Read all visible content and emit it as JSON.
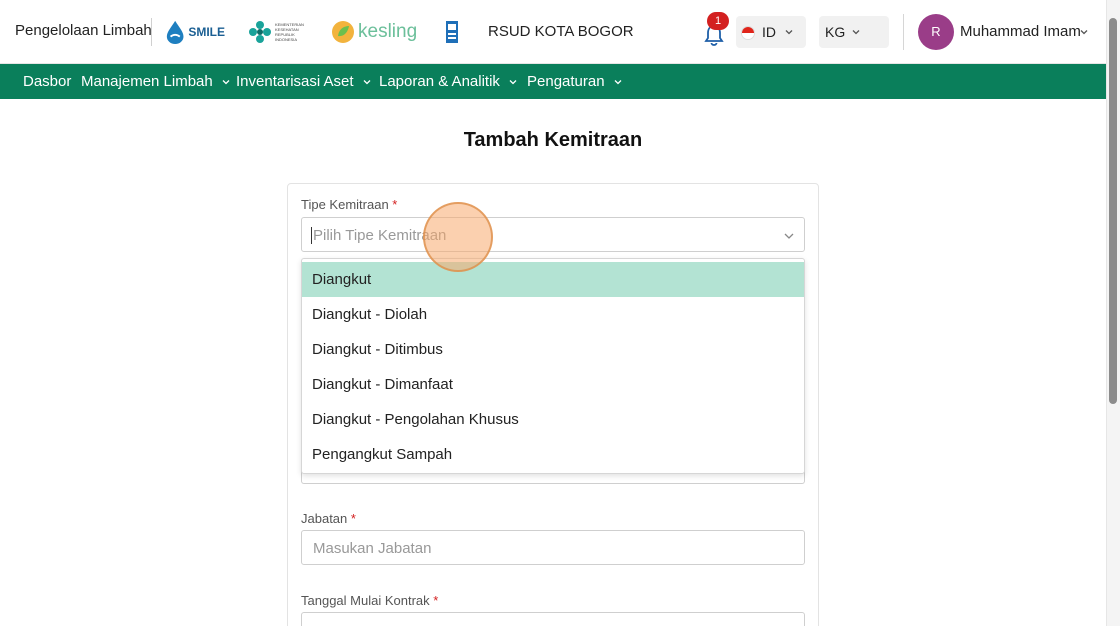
{
  "header": {
    "app_title": "Pengelolaan Limbah",
    "logos": {
      "smile": "SMILE",
      "kemenkes": "KEMENTERIAN KESEHATAN REPUBLIK INDONESIA",
      "kesling": "kesling"
    },
    "hospital_name": "RSUD KOTA BOGOR",
    "notification_count": "1",
    "language": "ID",
    "unit": "KG",
    "avatar_initial": "R",
    "user_name": "Muhammad Imam"
  },
  "nav": {
    "items": [
      {
        "label": "Dasbor",
        "has_dropdown": false
      },
      {
        "label": "Manajemen Limbah",
        "has_dropdown": true
      },
      {
        "label": "Inventarisasi Aset",
        "has_dropdown": true
      },
      {
        "label": "Laporan & Analitik",
        "has_dropdown": true
      },
      {
        "label": "Pengaturan",
        "has_dropdown": true
      }
    ]
  },
  "page": {
    "title": "Tambah Kemitraan"
  },
  "form": {
    "tipe_kemitraan": {
      "label": "Tipe Kemitraan",
      "required_mark": "*",
      "placeholder": "Pilih Tipe Kemitraan",
      "options": [
        "Diangkut",
        "Diangkut - Diolah",
        "Diangkut - Ditimbus",
        "Diangkut - Dimanfaat",
        "Diangkut - Pengolahan Khusus",
        "Pengangkut Sampah"
      ],
      "highlighted_index": 0
    },
    "jabatan": {
      "label": "Jabatan",
      "required_mark": "*",
      "placeholder": "Masukan Jabatan"
    },
    "tanggal_mulai": {
      "label": "Tanggal Mulai Kontrak",
      "required_mark": "*"
    }
  },
  "colors": {
    "nav_bg": "#0a7f5b",
    "option_highlight": "#b3e3d3",
    "badge": "#d32020",
    "avatar": "#9a3d88"
  }
}
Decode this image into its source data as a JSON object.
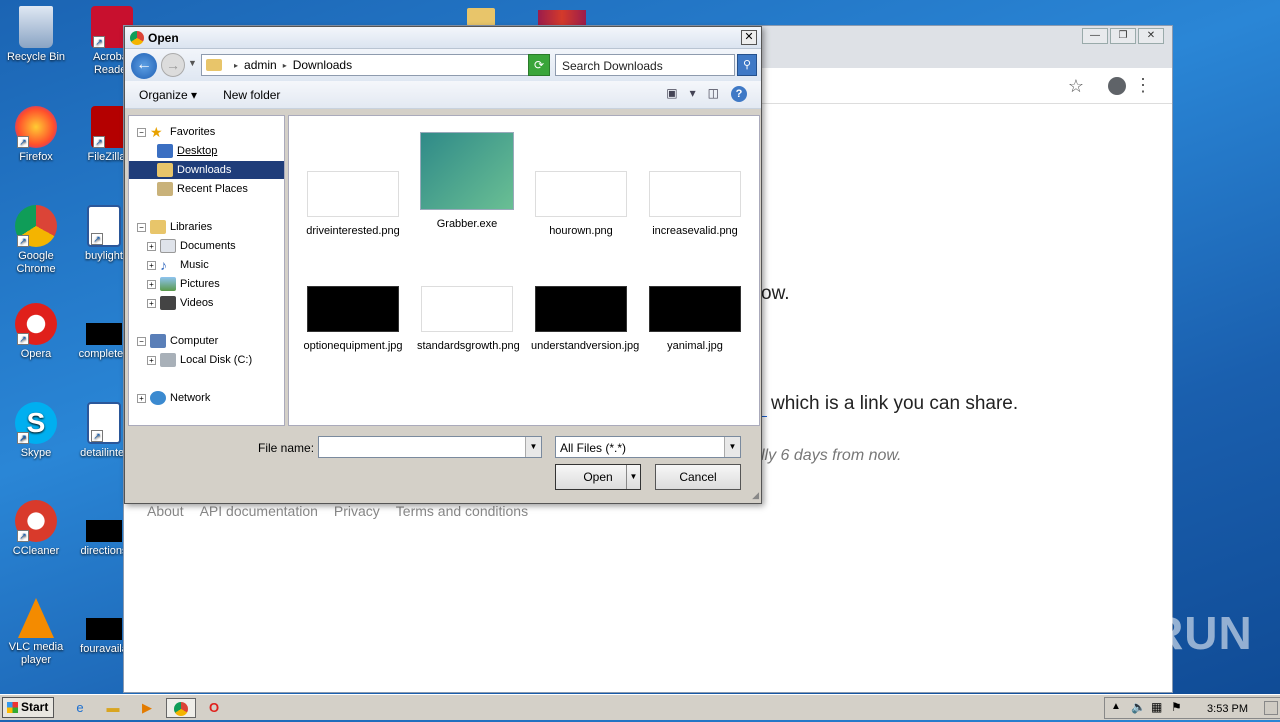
{
  "desktop": {
    "icons": [
      {
        "label": "Recycle Bin",
        "color": "#9fb9d8"
      },
      {
        "label": "Acrobat Reader",
        "color": "#c8102e"
      },
      {
        "label": "Firefox",
        "color": "#ff7a2b"
      },
      {
        "label": "FileZilla C",
        "color": "#b40000"
      },
      {
        "label": "Google Chrome",
        "color": "#4285f4"
      },
      {
        "label": "buylight",
        "color": "#2b579a"
      },
      {
        "label": "Opera",
        "color": "#e0201b"
      },
      {
        "label": "completed",
        "color": "#000000"
      },
      {
        "label": "Skype",
        "color": "#00aff0"
      },
      {
        "label": "detailinter",
        "color": "#2b579a"
      },
      {
        "label": "CCleaner",
        "color": "#d93a2b"
      },
      {
        "label": "directions",
        "color": "#000000"
      },
      {
        "label": "VLC media player",
        "color": "#f48b00"
      },
      {
        "label": "fouravaila",
        "color": "#000000"
      }
    ]
  },
  "browser": {
    "controls": [
      "—",
      "❐",
      "✕"
    ],
    "star_icon": "star-icon",
    "text_ow": "ow.",
    "text_link": "which is a link you can share.",
    "text_italic": "lly 6 days from now.",
    "footer": [
      "About",
      "API documentation",
      "Privacy",
      "Terms and conditions"
    ]
  },
  "dialog": {
    "title": "Open",
    "close": "✕",
    "path": [
      "admin",
      "Downloads"
    ],
    "search_placeholder": "Search Downloads",
    "toolbar": {
      "organize": "Organize",
      "new_folder": "New folder",
      "help": "?"
    },
    "tree": {
      "favorites": "Favorites",
      "desktop": "Desktop",
      "downloads": "Downloads",
      "recent": "Recent Places",
      "libraries": "Libraries",
      "documents": "Documents",
      "music": "Music",
      "pictures": "Pictures",
      "videos": "Videos",
      "computer": "Computer",
      "local_disk": "Local Disk (C:)",
      "network": "Network"
    },
    "files": [
      {
        "name": "driveinterested.png",
        "kind": "white"
      },
      {
        "name": "Grabber.exe",
        "kind": "exe"
      },
      {
        "name": "hourown.png",
        "kind": "white"
      },
      {
        "name": "increasevalid.png",
        "kind": "white"
      },
      {
        "name": "optionequipment.jpg",
        "kind": "black"
      },
      {
        "name": "standardsgrowth.png",
        "kind": "white"
      },
      {
        "name": "understandversion.jpg",
        "kind": "black"
      },
      {
        "name": "yanimal.jpg",
        "kind": "black"
      }
    ],
    "file_name_label": "File name:",
    "file_name_value": "",
    "file_type": "All Files (*.*)",
    "open_button": "Open",
    "cancel_button": "Cancel"
  },
  "taskbar": {
    "start": "Start",
    "clock": "3:53 PM"
  },
  "watermark": "ANY RUN"
}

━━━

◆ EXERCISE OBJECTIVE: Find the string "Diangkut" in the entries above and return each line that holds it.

◆ RESPONSE BOX:
        "Diangkut",
        "Diangkut - Diolah",
        "Diangkut - Ditimbus",
        "Diangkut - Dimanfaat",
        "Diangkut - Pengolahan Khusus",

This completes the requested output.